*Exercise description*
Please write out all of the entries exactly as they appear.

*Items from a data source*
▽
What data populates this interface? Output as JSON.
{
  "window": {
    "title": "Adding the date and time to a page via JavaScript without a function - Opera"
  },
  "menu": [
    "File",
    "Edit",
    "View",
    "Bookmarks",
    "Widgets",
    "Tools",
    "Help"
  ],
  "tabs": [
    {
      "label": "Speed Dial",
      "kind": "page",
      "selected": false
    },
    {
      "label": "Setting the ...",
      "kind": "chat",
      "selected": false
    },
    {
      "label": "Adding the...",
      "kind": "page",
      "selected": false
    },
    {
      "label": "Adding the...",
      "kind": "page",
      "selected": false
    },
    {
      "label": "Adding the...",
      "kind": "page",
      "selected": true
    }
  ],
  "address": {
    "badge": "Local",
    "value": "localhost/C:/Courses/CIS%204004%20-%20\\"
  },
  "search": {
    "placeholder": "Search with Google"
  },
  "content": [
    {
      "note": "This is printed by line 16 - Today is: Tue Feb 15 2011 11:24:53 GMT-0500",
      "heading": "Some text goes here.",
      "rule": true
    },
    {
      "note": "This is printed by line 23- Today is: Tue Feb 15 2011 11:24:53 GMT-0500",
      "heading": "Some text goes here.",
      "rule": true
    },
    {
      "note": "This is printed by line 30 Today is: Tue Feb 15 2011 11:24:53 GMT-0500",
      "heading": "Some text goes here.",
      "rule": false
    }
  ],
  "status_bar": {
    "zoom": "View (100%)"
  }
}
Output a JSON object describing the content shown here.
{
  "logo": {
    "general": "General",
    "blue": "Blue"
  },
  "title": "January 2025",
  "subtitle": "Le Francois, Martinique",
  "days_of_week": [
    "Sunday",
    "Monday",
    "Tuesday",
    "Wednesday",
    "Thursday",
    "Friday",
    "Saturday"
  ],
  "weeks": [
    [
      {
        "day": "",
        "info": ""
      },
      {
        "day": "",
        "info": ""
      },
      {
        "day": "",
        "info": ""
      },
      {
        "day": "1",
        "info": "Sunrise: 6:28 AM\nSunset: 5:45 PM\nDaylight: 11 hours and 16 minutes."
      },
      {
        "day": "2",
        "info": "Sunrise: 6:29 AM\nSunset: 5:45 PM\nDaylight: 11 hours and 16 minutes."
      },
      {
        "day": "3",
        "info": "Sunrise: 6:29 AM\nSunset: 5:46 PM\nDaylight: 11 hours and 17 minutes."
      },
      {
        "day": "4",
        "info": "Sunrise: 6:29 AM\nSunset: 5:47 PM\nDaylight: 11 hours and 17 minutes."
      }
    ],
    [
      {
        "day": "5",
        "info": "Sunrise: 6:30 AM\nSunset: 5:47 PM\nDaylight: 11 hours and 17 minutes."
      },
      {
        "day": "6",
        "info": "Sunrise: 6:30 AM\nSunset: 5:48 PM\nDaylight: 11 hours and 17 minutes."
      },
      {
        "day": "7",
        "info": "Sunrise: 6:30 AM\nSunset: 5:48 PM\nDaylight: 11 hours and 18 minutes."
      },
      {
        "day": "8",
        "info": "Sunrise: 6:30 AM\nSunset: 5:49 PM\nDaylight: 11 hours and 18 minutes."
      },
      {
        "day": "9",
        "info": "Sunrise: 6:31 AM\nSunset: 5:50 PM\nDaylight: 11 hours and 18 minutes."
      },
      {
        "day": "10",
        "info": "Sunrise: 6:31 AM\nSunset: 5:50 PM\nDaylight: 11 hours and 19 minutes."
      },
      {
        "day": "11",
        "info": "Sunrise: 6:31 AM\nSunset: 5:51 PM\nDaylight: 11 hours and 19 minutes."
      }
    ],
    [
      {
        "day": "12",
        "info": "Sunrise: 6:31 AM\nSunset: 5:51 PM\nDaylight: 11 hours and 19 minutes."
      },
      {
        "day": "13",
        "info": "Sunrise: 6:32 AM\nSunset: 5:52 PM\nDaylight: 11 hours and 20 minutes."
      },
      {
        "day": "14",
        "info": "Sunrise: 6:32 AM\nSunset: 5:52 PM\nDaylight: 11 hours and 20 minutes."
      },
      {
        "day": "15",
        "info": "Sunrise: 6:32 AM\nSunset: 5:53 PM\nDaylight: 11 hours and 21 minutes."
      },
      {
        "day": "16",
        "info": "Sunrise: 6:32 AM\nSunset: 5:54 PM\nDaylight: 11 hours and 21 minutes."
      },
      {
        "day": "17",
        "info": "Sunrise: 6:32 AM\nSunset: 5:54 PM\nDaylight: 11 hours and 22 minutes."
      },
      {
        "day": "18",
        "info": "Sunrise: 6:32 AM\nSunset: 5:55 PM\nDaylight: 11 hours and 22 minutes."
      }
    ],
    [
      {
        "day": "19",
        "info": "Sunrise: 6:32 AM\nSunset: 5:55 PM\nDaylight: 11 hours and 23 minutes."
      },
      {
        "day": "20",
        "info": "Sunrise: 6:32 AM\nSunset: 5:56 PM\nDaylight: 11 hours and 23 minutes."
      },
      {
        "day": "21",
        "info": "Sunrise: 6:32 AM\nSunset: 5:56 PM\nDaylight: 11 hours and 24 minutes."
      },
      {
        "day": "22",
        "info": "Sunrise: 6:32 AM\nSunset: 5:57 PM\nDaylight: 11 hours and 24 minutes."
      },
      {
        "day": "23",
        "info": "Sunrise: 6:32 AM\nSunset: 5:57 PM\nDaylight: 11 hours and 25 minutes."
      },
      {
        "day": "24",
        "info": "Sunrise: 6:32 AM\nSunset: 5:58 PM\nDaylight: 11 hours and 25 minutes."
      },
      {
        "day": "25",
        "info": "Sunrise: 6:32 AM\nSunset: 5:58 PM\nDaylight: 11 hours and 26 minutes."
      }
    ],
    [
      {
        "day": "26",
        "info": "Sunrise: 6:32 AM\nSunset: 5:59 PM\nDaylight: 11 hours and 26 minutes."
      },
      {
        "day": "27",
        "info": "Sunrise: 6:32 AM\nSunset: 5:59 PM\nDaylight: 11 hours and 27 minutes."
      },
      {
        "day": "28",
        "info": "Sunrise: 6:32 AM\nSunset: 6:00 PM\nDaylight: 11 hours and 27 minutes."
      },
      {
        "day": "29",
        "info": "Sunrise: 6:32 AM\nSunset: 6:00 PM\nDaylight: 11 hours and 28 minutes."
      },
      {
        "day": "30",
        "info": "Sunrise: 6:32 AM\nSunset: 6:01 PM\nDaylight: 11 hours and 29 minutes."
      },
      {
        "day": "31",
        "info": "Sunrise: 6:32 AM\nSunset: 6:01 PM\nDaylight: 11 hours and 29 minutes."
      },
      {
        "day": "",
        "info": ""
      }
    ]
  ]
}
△
*Written answer*
What data populates this interface? Output as JSON.
{
  "window": {
    "title": "Adding the date and time to a page via JavaScript without a function - Opera"
  },
  "menu": [
    "File",
    "Edit",
    "View",
    "Bookmarks",
    "Widgets",
    "Tools",
    "Help"
  ],
  "tabs": [
    {
      "label": "Speed Dial",
      "kind": "page",
      "selected": false
    },
    {
      "label": "Setting the ...",
      "kind": "chat",
      "selected": false
    },
    {
      "label": "Adding the...",
      "kind": "page",
      "selected": false
    },
    {
      "label": "Adding the...",
      "kind": "page",
      "selected": false
    },
    {
      "label": "Adding the...",
      "kind": "page",
      "selected": true
    }
  ],
  "address": {
    "badge": "Local",
    "value": "localhost/C:/Courses/CIS%204004%20-%20\\"
  },
  "search": {
    "placeholder": "Search with Google"
  },
  "content": [
    {
      "note": "This is printed by line 16 - Today is: Tue Feb 15 2011 11:24:53 GMT-0500",
      "heading": "Some text goes here.",
      "rule": true
    },
    {
      "note": "This is printed by line 23- Today is: Tue Feb 15 2011 11:24:53 GMT-0500",
      "heading": "Some text goes here.",
      "rule": true
    },
    {
      "note": "This is printed by line 30 Today is: Tue Feb 15 2011 11:24:53 GMT-0500",
      "heading": "Some text goes here.",
      "rule": false
    }
  ],
  "status_bar": {
    "zoom": "View (100%)"
  }
}
Output a JSON object describing the content shown here.
{
  "logo": {
    "general": "General",
    "blue": "Blue"
  },
  "title": "January 2025",
  "subtitle": "Le Francois, Martinique",
  "days_of_week": [
    "Sunday",
    "Monday",
    "Tuesday",
    "Wednesday",
    "Thursday",
    "Friday",
    "Saturday"
  ],
  "weeks": [
    [
      {
        "day": "",
        "info": ""
      },
      {
        "day": "",
        "info": ""
      },
      {
        "day": "",
        "info": ""
      },
      {
        "day": "1",
        "info": "Sunrise: 6:28 AM\nSunset: 5:45 PM\nDaylight: 11 hours and 16 minutes."
      },
      {
        "day": "2",
        "info": "Sunrise: 6:29 AM\nSunset: 5:45 PM\nDaylight: 11 hours and 16 minutes."
      },
      {
        "day": "3",
        "info": "Sunrise: 6:29 AM\nSunset: 5:46 PM\nDaylight: 11 hours and 17 minutes."
      },
      {
        "day": "4",
        "info": "Sunrise: 6:29 AM\nSunset: 5:47 PM\nDaylight: 11 hours and 17 minutes."
      }
    ],
    [
      {
        "day": "5",
        "info": "Sunrise: 6:30 AM\nSunset: 5:47 PM\nDaylight: 11 hours and 17 minutes."
      },
      {
        "day": "6",
        "info": "Sunrise: 6:30 AM\nSunset: 5:48 PM\nDaylight: 11 hours and 17 minutes."
      },
      {
        "day": "7",
        "info": "Sunrise: 6:30 AM\nSunset: 5:48 PM\nDaylight: 11 hours and 18 minutes."
      },
      {
        "day": "8",
        "info": "Sunrise: 6:30 AM\nSunset: 5:49 PM\nDaylight: 11 hours and 18 minutes."
      },
      {
        "day": "9",
        "info": "Sunrise: 6:31 AM\nSunset: 5:50 PM\nDaylight: 11 hours and 18 minutes."
      },
      {
        "day": "10",
        "info": "Sunrise: 6:31 AM\nSunset: 5:50 PM\nDaylight: 11 hours and 19 minutes."
      },
      {
        "day": "11",
        "info": "Sunrise: 6:31 AM\nSunset: 5:51 PM\nDaylight: 11 hours and 19 minutes."
      }
    ],
    [
      {
        "day": "12",
        "info": "Sunrise: 6:31 AM\nSunset: 5:51 PM\nDaylight: 11 hours and 19 minutes."
      },
      {
        "day": "13",
        "info": "Sunrise: 6:32 AM\nSunset: 5:52 PM\nDaylight: 11 hours and 20 minutes."
      },
      {
        "day": "14",
        "info": "Sunrise: 6:32 AM\nSunset: 5:52 PM\nDaylight: 11 hours and 20 minutes."
      },
      {
        "day": "15",
        "info": "Sunrise: 6:32 AM\nSunset: 5:53 PM\nDaylight: 11 hours and 21 minutes."
      },
      {
        "day": "16",
        "info": "Sunrise: 6:32 AM\nSunset: 5:54 PM\nDaylight: 11 hours and 21 minutes."
      },
      {
        "day": "17",
        "info": "Sunrise: 6:32 AM\nSunset: 5:54 PM\nDaylight: 11 hours and 22 minutes."
      },
      {
        "day": "18",
        "info": "Sunrise: 6:32 AM\nSunset: 5:55 PM\nDaylight: 11 hours and 22 minutes."
      }
    ],
    [
      {
        "day": "19",
        "info": "Sunrise: 6:32 AM\nSunset: 5:55 PM\nDaylight: 11 hours and 23 minutes."
      },
      {
        "day": "20",
        "info": "Sunrise: 6:32 AM\nSunset: 5:56 PM\nDaylight: 11 hours and 23 minutes."
      },
      {
        "day": "21",
        "info": "Sunrise: 6:32 AM\nSunset: 5:56 PM\nDaylight: 11 hours and 24 minutes."
      },
      {
        "day": "22",
        "info": "Sunrise: 6:32 AM\nSunset: 5:57 PM\nDaylight: 11 hours and 24 minutes."
      },
      {
        "day": "23",
        "info": "Sunrise: 6:32 AM\nSunset: 5:57 PM\nDaylight: 11 hours and 25 minutes."
      },
      {
        "day": "24",
        "info": "Sunrise: 6:32 AM\nSunset: 5:58 PM\nDaylight: 11 hours and 25 minutes."
      },
      {
        "day": "25",
        "info": "Sunrise: 6:32 AM\nSunset: 5:58 PM\nDaylight: 11 hours and 26 minutes."
      }
    ],
    [
      {
        "day": "26",
        "info": "Sunrise: 6:32 AM\nSunset: 5:59 PM\nDaylight: 11 hours and 26 minutes."
      },
      {
        "day": "27",
        "info": "Sunrise: 6:32 AM\nSunset: 5:59 PM\nDaylight: 11 hours and 27 minutes."
      },
      {
        "day": "28",
        "info": "Sunrise: 6:32 AM\nSunset: 6:00 PM\nDaylight: 11 hours and 27 minutes."
      },
      {
        "day": "29",
        "info": "Sunrise: 6:32 AM\nSunset: 6:00 PM\nDaylight: 11 hours and 28 minutes."
      },
      {
        "day": "30",
        "info": "Sunrise: 6:32 AM\nSunset: 6:01 PM\nDaylight: 11 hours and 29 minutes."
      },
      {
        "day": "31",
        "info": "Sunrise: 6:32 AM\nSunset: 6:01 PM\nDaylight: 11 hours and 29 minutes."
      },
      {
        "day": "",
        "info": ""
      }
    ]
  ]
}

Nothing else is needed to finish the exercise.